The friendships I made there are some of the truest I have ever made.  They can be much harder to make in the beginning, but after time, a couple of cyclones, and even being a fellow mother trying to find a school community that makes your children feel at home, with very small choices, you find people and the place grow on you. I will never forget a mum from Kindy running up to me and saying, ‘you have to swap classes, the best teacher is this one, ‘ how right she was!

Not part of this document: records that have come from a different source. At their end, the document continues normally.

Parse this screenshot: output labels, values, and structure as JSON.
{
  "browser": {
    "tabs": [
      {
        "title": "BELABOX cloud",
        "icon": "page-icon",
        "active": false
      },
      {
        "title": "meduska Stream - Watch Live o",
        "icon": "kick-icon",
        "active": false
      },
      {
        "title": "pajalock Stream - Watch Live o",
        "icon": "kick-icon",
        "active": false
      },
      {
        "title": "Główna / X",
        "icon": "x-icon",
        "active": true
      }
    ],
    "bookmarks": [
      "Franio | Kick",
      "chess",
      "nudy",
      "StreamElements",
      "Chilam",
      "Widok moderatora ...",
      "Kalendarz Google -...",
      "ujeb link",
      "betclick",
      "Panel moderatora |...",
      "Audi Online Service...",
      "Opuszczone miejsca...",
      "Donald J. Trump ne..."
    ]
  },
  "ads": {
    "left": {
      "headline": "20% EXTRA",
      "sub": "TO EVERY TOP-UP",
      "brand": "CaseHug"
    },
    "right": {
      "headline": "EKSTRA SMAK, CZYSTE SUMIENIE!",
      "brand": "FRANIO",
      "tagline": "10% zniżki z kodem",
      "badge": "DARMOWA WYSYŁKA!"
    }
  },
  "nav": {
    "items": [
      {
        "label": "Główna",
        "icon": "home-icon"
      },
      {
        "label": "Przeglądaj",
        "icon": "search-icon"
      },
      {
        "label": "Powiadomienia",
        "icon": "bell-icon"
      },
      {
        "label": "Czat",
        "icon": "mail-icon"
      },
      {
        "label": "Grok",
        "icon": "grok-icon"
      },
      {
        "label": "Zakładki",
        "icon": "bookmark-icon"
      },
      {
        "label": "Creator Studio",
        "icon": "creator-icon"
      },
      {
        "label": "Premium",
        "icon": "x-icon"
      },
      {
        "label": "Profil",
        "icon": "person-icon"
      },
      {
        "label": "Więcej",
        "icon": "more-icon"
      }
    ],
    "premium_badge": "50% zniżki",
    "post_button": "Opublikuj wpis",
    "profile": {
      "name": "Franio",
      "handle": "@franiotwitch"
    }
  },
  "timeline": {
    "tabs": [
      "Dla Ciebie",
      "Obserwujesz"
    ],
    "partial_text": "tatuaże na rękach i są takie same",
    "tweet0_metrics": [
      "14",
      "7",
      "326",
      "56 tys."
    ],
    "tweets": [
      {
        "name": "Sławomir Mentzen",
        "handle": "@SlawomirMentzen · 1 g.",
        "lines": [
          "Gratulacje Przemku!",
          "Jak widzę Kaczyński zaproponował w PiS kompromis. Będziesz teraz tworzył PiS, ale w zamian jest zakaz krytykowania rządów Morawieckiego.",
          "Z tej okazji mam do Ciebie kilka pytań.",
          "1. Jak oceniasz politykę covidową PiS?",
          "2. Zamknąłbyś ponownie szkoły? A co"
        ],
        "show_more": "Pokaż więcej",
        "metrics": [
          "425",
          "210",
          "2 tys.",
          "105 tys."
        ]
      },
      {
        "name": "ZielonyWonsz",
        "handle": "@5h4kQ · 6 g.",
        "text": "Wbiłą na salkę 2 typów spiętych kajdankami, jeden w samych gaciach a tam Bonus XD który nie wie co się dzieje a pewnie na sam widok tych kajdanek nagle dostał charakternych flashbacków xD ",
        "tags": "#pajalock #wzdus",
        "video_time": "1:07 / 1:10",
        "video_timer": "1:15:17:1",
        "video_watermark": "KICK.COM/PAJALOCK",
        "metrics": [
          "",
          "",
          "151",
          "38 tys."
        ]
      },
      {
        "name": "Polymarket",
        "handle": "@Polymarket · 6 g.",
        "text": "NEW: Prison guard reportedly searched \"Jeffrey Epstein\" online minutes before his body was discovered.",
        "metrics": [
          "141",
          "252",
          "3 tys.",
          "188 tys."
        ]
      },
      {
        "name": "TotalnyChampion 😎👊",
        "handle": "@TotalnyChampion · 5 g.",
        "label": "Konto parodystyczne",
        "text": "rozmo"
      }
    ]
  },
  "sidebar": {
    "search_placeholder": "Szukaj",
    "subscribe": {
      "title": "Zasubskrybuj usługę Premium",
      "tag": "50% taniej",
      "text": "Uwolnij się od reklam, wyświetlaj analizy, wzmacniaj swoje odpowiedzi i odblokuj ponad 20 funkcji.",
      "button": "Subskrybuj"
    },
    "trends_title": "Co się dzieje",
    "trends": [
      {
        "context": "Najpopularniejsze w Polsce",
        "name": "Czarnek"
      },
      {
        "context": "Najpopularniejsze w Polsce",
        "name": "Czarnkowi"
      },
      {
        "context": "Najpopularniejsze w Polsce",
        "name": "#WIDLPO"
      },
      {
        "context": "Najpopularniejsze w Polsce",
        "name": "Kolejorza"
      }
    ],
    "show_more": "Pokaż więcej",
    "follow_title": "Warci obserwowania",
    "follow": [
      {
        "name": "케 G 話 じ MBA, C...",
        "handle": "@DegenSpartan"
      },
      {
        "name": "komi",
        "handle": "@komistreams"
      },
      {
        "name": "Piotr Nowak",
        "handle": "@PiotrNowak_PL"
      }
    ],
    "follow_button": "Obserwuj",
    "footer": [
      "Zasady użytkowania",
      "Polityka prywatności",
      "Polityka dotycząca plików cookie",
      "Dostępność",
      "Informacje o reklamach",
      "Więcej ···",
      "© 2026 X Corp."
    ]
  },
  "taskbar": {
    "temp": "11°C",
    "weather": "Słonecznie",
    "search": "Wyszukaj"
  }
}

Yet, I struggled to find regular, fulfilling paid work to use my university education .  My occupations in the country were a patchwork of projects, the occassional consistent job and short term work I absolutely loved but which ended,  lots of voluntary work, and of course the bounty of being a parent who could become involved in the community.  One of my best memories is a parent/ teacher  race at an athletics carnival and the kids yelling out ‘ Go Mrs Perkins.’

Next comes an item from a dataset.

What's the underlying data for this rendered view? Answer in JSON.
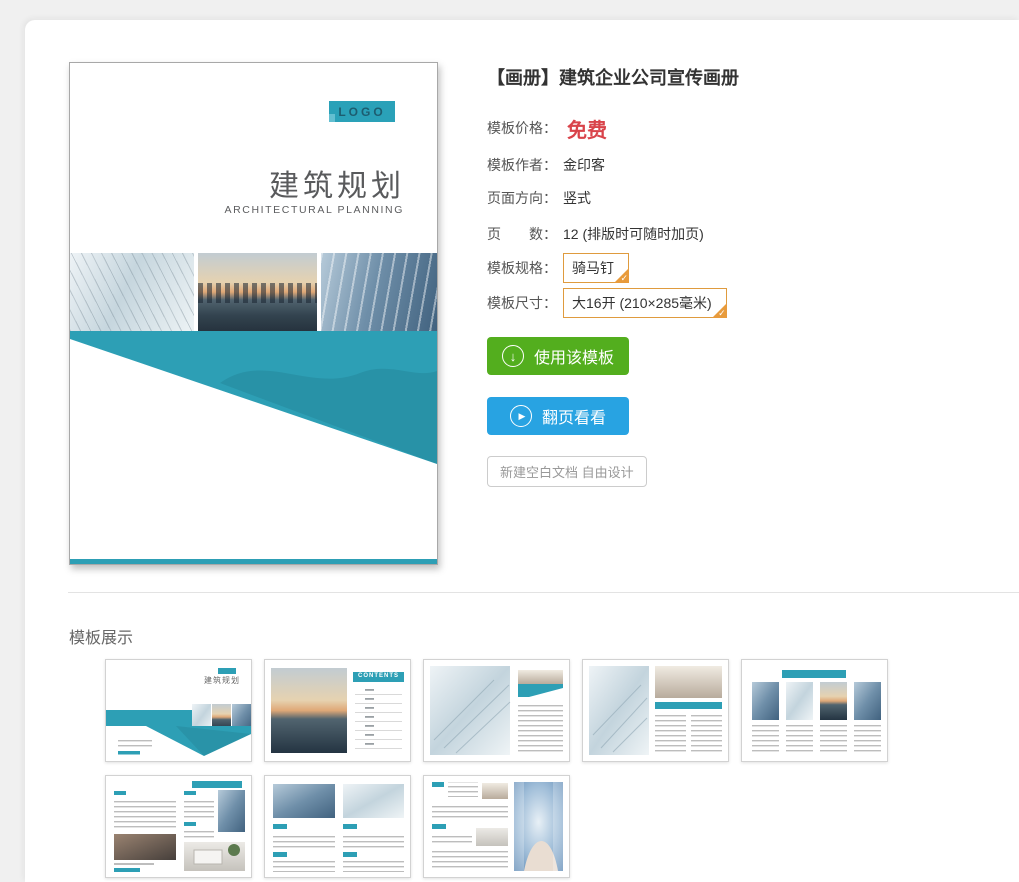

There are possibilities in the city that suit the things I learnt in the country though.  The country was the place where I have found my writing and photographic voice.  It is a place full of artists and writers who want to be close to nature and part of vibrant community.

Now it’s a journey to try and relearn city life, and to find security in building new networks.  I am not there yet.  But I do find corners of green, people who care and want to assist me to learn how to be a city girl.

I have a country girls fears of the city, and a murder of a student at South Bank has had me worried,  but sadly there’s another back at the quiet community I came from.  Perhaps the whole world, city or country needs to build protection for all, so women, children, and men can truly be safe any place and time of day.

The first signs I have that the city can open its heart to us, are people who reach out to talk with us at the park.    An American with a basketball wonders what I am photographing and comes to ask me.

A small boy watches my son and the rest of the family playing AFL whilst his Dad is playing a community soccer game.  He comes and joins us.

I find the patches of green in the city, and love to come across a creek, and an inviting park with my family with me.

I don’t miss our old home when the cyclone season comes, because those butterflies as you wait to see how strong and which direction are horrible when you know what a large one can do.  I don’t miss the flooding, but I do still love our flooded in times as we had extra family time, and tales to tell.  I will always remember the canoe across the road.

I have to now take those first steps more boldly in our new home, just as my children are managing to do and add to my country heart, an openess to the city and the skills to navigate, use public transport, and connect with people.  Yet somewhere deep inside I can feel that my priorities have changed and will never be as they once were.

I have a feeling the country will call again.